Task brief – Report every line of the records below that contains the word "River".

Material to process –
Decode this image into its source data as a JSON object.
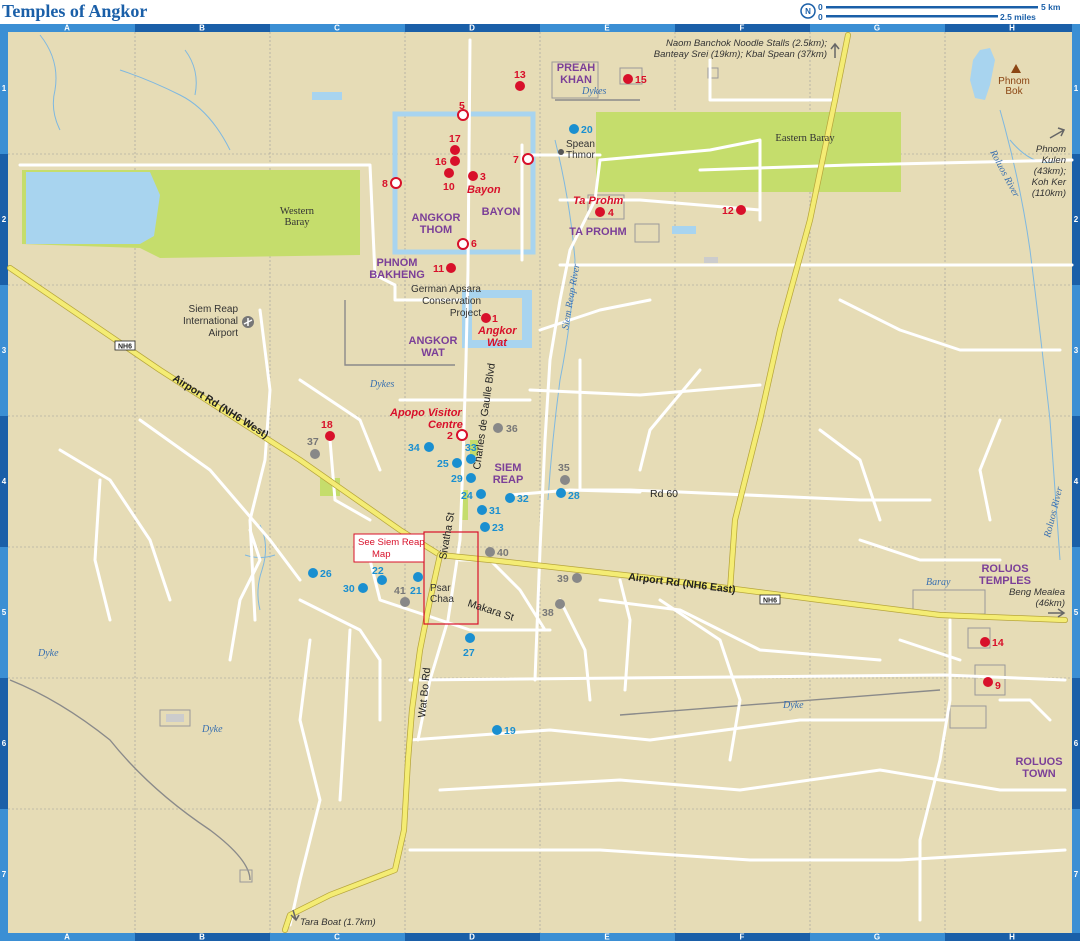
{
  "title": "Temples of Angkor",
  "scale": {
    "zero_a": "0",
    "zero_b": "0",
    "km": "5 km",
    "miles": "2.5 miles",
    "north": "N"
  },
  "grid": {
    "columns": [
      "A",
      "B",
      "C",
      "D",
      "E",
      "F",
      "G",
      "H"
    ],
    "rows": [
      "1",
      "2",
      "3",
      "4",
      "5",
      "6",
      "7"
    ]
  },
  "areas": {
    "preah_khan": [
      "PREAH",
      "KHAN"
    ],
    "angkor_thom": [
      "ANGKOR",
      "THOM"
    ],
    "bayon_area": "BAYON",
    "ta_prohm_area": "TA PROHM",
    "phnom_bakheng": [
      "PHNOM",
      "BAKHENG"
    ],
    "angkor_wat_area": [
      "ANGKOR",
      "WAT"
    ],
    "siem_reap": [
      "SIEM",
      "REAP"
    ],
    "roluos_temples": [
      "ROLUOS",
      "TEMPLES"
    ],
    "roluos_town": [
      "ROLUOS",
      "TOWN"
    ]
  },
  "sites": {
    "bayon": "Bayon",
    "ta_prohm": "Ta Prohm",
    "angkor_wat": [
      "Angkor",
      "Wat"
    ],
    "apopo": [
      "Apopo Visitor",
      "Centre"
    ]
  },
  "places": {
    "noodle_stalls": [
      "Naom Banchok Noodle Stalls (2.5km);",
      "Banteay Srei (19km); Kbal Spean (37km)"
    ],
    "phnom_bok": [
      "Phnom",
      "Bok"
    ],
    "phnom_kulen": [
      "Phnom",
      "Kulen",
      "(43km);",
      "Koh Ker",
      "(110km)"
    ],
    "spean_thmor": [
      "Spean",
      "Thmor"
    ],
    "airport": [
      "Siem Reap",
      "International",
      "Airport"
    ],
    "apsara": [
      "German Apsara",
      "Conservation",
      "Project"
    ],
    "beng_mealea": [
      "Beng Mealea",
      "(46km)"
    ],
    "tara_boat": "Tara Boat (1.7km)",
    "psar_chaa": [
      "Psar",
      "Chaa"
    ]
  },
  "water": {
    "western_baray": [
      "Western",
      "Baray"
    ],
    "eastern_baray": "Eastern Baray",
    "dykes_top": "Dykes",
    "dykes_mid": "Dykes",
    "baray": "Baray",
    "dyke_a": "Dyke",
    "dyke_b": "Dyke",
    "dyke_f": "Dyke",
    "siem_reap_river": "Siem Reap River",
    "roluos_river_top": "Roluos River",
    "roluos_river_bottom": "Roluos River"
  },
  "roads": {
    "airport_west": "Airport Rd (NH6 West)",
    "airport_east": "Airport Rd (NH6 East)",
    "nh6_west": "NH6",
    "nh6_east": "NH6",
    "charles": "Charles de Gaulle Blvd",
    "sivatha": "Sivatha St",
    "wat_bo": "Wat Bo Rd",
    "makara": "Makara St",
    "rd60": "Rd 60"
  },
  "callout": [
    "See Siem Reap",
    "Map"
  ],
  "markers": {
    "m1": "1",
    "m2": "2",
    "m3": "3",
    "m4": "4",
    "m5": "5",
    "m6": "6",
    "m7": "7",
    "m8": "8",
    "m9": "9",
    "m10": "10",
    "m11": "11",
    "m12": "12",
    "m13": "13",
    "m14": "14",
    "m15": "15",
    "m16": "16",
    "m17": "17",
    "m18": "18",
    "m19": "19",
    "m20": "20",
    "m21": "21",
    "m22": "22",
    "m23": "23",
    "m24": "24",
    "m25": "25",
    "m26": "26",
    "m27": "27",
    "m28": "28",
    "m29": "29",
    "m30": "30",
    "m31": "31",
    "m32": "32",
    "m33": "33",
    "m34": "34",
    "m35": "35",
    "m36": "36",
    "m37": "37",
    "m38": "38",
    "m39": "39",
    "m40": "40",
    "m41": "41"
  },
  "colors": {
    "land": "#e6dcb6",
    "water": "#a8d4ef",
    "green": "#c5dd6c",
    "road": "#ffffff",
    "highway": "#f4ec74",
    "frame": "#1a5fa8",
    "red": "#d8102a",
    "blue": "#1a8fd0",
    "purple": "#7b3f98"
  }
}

Your response –
    "siem_reap_river": "Siem Reap River",
    "roluos_river_top": "Roluos River",
    "roluos_river_bottom": "Roluos River"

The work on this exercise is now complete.